Avoiding Wrongful Employee Termination

As an employer, it is your responsibility to be sure that your employees are behaving in a professional manner and completing their job tasks as assigned. On occasion, you may be faced with the decision to terminate an employee’s position at your company, but before you do so it is important to be familiar with the laws about when you can or cannot fire your employees. If you don’t handle the termination by following labor laws, you may find yourself in the middle of a wrongful termination lawsuit — which will not only cause financial burden on your company, but can also spoil your reputation as a business.

Labor laws protect employees from being fired unfairly or unjustly, but there is a list of things that you can legally terminate employment for. If your employee has done any one of the following, your reason for terminating the employee will usually hold up in court if the employee opens a wrongful termination lawsuit.

Take note of the following situations for avoiding wrongful employee termination:

Persistent incompetence. In the case of an employee showing incompetence on a regular basis, where he or she does not seem to grasp their required job duties, the termination is viewed as legitimate. Before terminating an employee for incompetence, it is important to give your employee every chance to improve their work performance, including additional training and a reasonable amount of time for learning tasks.

Company policy violation. You have no doubt introduced a very specific company policy that details what is and is not allowed. If an employee violates your company policy, even after having read and signed the policy, the termination is viewed as fair. The policy violation may be any number of things including breaking a confidentiality agreement, being verbally abusive to colleagues, or being charged with harassment.

Unexcused lateness or absences. Most businesses have detailed rules about lateness and unexcused absences, such as a maximum amount of unexplained absences, not calling in when they are ill, or being persistently late. Absenteeism and tardiness negatively affects the employee’s reputation, as well as their co-workers that have to pick up the slack. In the case of these missed work days not being excused with an appropriate doctor’s note or other valid excuse, it is often permissible to terminate their employment when the problem continues and the employee has had sufficient warning.

Alcohol and drug use. Most companies have a strict no alcohol or drugs policy so when an employee ignores this policy by showing up to work under the influence of drugs or alcohol, they are in direct violation of the policy. As the business owner, it is up to you whether you want to give a warning or offer counseling or rehabilitation for your employee before terminating employment.  

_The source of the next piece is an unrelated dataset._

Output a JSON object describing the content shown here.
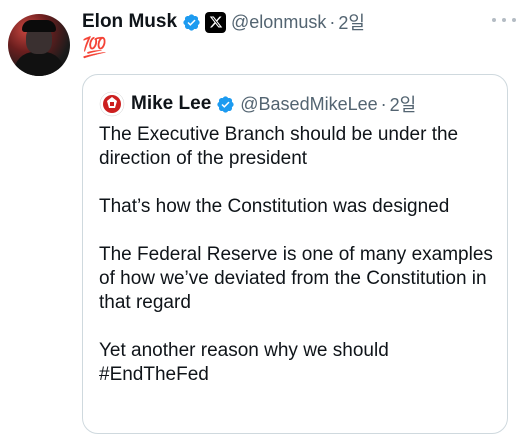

Workplace violence. Employees who are involved in physical altercations in the workplace are keeping their co-workers from the right to a safe work environment. This is no doubt a defiance of one of your company policies and is rights for termination. Depending on the severity of the altercation, you may choose whether to give a warning first or terminate their employment immediately.

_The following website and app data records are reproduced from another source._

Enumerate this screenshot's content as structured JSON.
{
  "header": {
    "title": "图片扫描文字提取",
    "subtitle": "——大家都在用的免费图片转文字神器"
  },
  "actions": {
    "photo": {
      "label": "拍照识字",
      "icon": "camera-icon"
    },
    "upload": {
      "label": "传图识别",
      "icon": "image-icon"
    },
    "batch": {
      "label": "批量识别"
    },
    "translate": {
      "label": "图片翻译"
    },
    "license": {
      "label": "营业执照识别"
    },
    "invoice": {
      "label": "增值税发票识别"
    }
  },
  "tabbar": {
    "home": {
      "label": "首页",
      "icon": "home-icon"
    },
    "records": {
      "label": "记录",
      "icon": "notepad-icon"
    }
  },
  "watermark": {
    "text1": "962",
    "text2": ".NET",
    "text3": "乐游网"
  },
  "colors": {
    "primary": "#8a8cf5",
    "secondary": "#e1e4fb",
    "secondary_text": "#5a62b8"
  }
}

Illegal actions. If you have solid proof that your employee has committed illegal actions against your company such as embezzlement or theft, this is means for an immediate termination of employment. However, it is important that you are 100% sure the employee is at fault and take further steps to guarantee your proof.

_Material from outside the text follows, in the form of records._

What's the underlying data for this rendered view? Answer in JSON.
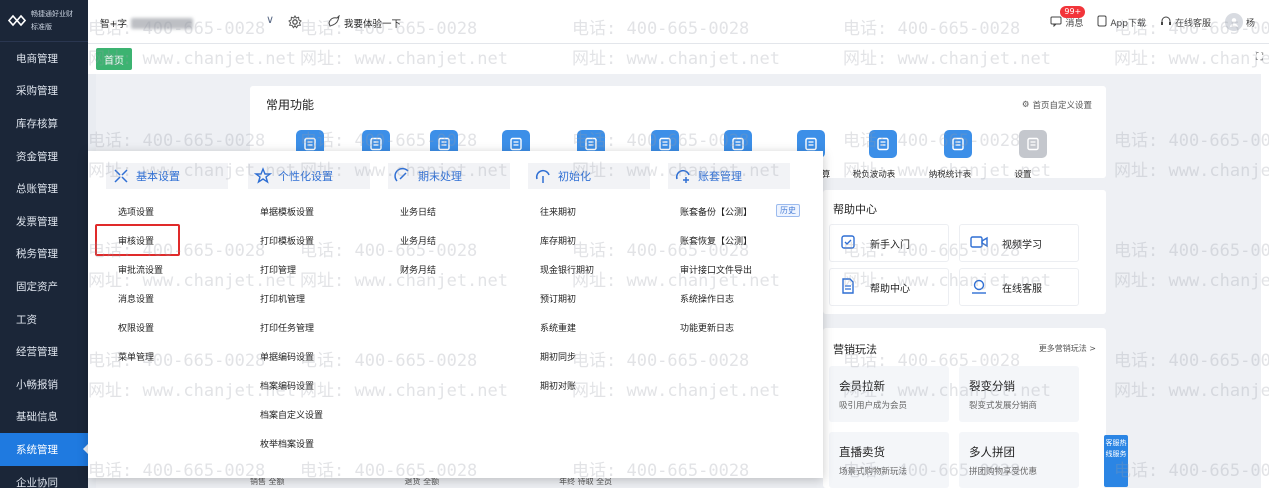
{
  "app": {
    "brand": "畅捷通好业财",
    "edition": "标准版"
  },
  "sidebar": {
    "items": [
      {
        "label": "电商管理",
        "active": false
      },
      {
        "label": "采购管理",
        "active": false
      },
      {
        "label": "库存核算",
        "active": false
      },
      {
        "label": "资金管理",
        "active": false
      },
      {
        "label": "总账管理",
        "active": false
      },
      {
        "label": "发票管理",
        "active": false
      },
      {
        "label": "税务管理",
        "active": false
      },
      {
        "label": "固定资产",
        "active": false
      },
      {
        "label": "工资",
        "active": false
      },
      {
        "label": "经营管理",
        "active": false
      },
      {
        "label": "小畅报销",
        "active": false
      },
      {
        "label": "基础信息",
        "active": false
      },
      {
        "label": "系统管理",
        "active": true
      },
      {
        "label": "企业协同",
        "active": false
      }
    ]
  },
  "topbar": {
    "account_prefix": "智+字",
    "experience": "我要体验一下",
    "messages_label": "消息",
    "messages_badge": "99+",
    "app_download": "App下载",
    "online_service": "在线客服",
    "user_initial": "杨"
  },
  "tabs": {
    "home": "首页"
  },
  "common": {
    "title": "常用功能",
    "customize": "首页自定义设置",
    "visible_labels": [
      "算",
      "税负波动表",
      "纳税统计表",
      "设置"
    ]
  },
  "help": {
    "title": "帮助中心",
    "items": [
      "新手入门",
      "视频学习",
      "帮助中心",
      "在线客服"
    ]
  },
  "marketing": {
    "title": "营销玩法",
    "more": "更多营销玩法 >",
    "items": [
      {
        "title": "会员拉新",
        "sub": "吸引用户成为会员"
      },
      {
        "title": "裂变分销",
        "sub": "裂变式发展分销商"
      },
      {
        "title": "直播卖货",
        "sub": "场景式购物新玩法"
      },
      {
        "title": "多人拼团",
        "sub": "拼团购物享受优惠"
      }
    ]
  },
  "hotline": {
    "label": "客服热线服务"
  },
  "menu": {
    "columns": [
      {
        "header": "基本设置",
        "icon": "basic-settings-icon",
        "items": [
          "选项设置",
          "审核设置",
          "审批流设置",
          "消息设置",
          "权限设置",
          "菜单管理"
        ]
      },
      {
        "header": "个性化设置",
        "icon": "personalize-icon",
        "items": [
          "单据模板设置",
          "打印模板设置",
          "打印管理",
          "打印机管理",
          "打印任务管理",
          "单据编码设置",
          "档案编码设置",
          "档案自定义设置",
          "枚举档案设置"
        ]
      },
      {
        "header": "期末处理",
        "icon": "period-end-icon",
        "items": [
          "业务日结",
          "业务月结",
          "财务月结"
        ]
      },
      {
        "header": "初始化",
        "icon": "initialize-icon",
        "items": [
          "往来期初",
          "库存期初",
          "现金银行期初",
          "预订期初",
          "系统重建",
          "期初同步",
          "期初对账"
        ]
      },
      {
        "header": "账套管理",
        "icon": "account-set-icon",
        "items": [
          "账套备份【公测】",
          "账套恢复【公测】",
          "审计接口文件导出",
          "系统操作日志",
          "功能更新日志"
        ],
        "history_tag": "历史"
      }
    ],
    "highlighted": "审核设置"
  },
  "watermark": {
    "phone": "电话: 400-665-0028",
    "site": "网址: www.chanjet.net"
  },
  "bottom_hints": [
    "销售 全额",
    "退货 全额",
    "年终 待取 全员"
  ],
  "colors": {
    "sidebar": "#1b2638",
    "active": "#1f7ae0",
    "accent": "#2f6fd4",
    "highlight": "#e02a2a",
    "home_tab": "#3cb371"
  }
}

Falsified information. At the bottom of every job application, is a statement that says any individual who lies or falsifies information on the application, is subject to termination. As a business owner, you have the right to follow this and terminate any employee who is caught falsifying information, such as lying about professional references, work experience, or education.

Terminating employment is often one of the most difficult jobs an employer must face, but in some cases it is necessary. When your employee is in direct violation of company policies, making for an unsafe work environment, or they are not completing tasks as assigned, you have the right to terminate employment. Be sure you are aware of the valid reasons why an employee may be terminated and not violate labor laws in the process. If in doubt, contact an attorney.